    Stopping a Cat From Scratching the Carpet

    The first option for preventing damage from scratching is to direct the cat's behavior to an acceptable target—a scratching post designed for that purpose. What do you do, though, if your cat refuses to use that scratching post, or from time to time chooses to ignore it in favor of your carpeting? Here are some possible solutions: 

    • Add a horizontal scratching pad. Cats have their own individual scratching patterns and preferences, and those that scratch carpeting may be more inclined to horizontal scratching than to a vertical scratching post. There are scratching pads made for this purpose; some are in an inclined shape and others are flattened out. 
    • Add multiple scratching posts and pads, covered with different materials and different textures. It's possible that the choice of different scratching options will relieve your cat of the need to sharpen its claws on your carpet. Many scratching posts are covered with carpet, but add one or two with a different material, such as sisal, corrugated cardboard, or even plain wood. Remember that cats like varying surface angles for scratching, ranging between horizontal and vertical. So ideally, have at least one of each: a tall vertical scratching post, a flat scratching mat, and an inclined scratcher.
    • Cover up the spot where your cat scratches. If possible, move a piece of furniture (or a scratching post) over the top of your cat's favorite carpet spot. A sisal scratching post may be a good choice here. For scratching habits in front of a door entry, cover the area with a thin mat.
    • Spray the area with scent. Use a Comfort Zone Plug-In or spray by Feliway in the area where your cat is scratching. Although not marketed specifically for this purpose, cat behaviorists have found that the "friendly pheromones" in Feliway can fool cats into believing the area has already been "marked," thus discouraging their scratching.
    • Consider your cat's anxiety level. A cat may resort to more frequent scratching if it is emotionally stressed, such as when it feels threatened by environmental changes or if a new pet (or even a new child) has recently become part of the household. Paying more attention to your cat, or playing more with it, may offer the reassurance it needs to give up its carpet-scratching habits

    Minimize Damage From Your Cat's Claws
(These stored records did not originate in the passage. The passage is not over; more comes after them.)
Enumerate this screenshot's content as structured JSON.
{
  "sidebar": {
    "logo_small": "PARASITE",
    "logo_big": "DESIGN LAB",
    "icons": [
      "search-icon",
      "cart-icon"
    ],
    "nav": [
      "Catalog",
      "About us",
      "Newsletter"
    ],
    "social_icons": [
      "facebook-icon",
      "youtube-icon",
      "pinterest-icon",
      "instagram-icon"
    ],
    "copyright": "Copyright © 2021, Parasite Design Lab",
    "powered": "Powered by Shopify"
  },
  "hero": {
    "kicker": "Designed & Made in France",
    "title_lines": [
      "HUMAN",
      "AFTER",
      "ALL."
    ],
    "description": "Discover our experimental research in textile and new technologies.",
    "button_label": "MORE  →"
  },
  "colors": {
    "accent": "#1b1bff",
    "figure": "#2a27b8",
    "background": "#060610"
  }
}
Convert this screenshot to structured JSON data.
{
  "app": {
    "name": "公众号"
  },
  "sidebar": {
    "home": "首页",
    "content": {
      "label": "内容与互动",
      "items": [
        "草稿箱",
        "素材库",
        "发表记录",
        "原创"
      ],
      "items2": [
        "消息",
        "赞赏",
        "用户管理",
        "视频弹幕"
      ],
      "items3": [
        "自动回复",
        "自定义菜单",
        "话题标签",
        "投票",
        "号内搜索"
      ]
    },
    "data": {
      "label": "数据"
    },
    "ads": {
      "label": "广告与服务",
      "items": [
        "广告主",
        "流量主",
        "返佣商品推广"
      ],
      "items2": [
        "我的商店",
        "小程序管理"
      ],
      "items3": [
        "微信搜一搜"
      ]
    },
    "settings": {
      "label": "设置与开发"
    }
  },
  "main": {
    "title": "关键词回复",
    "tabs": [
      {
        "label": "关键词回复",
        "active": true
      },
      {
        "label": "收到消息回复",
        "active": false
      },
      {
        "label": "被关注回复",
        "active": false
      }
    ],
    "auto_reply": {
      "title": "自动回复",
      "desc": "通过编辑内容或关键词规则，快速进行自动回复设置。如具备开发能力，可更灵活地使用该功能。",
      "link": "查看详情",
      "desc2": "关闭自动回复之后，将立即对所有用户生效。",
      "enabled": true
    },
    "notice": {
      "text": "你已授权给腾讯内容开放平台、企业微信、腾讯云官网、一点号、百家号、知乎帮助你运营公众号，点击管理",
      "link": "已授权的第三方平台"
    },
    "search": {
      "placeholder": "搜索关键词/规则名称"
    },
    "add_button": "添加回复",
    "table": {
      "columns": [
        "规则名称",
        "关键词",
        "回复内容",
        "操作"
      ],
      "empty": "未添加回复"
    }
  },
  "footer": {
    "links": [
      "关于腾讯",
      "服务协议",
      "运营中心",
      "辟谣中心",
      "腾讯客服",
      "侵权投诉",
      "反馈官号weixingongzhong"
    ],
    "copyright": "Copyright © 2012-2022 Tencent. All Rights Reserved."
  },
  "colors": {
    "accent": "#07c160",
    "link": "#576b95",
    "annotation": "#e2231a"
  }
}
    Trim your cat's claws regularly, using a sharp claw-trimming tool. This will help minimize the damage. Or, you can protect your cat's claws with Soft Claws plastic nail caps. If you've never used nail caps before, many veterinarians and most large pet supply stores will offer installation and training for a small fee. Most cats don't mind Soft Claws, and they will prevent the shredding-type of damage cats can sometimes inflict on carpeting.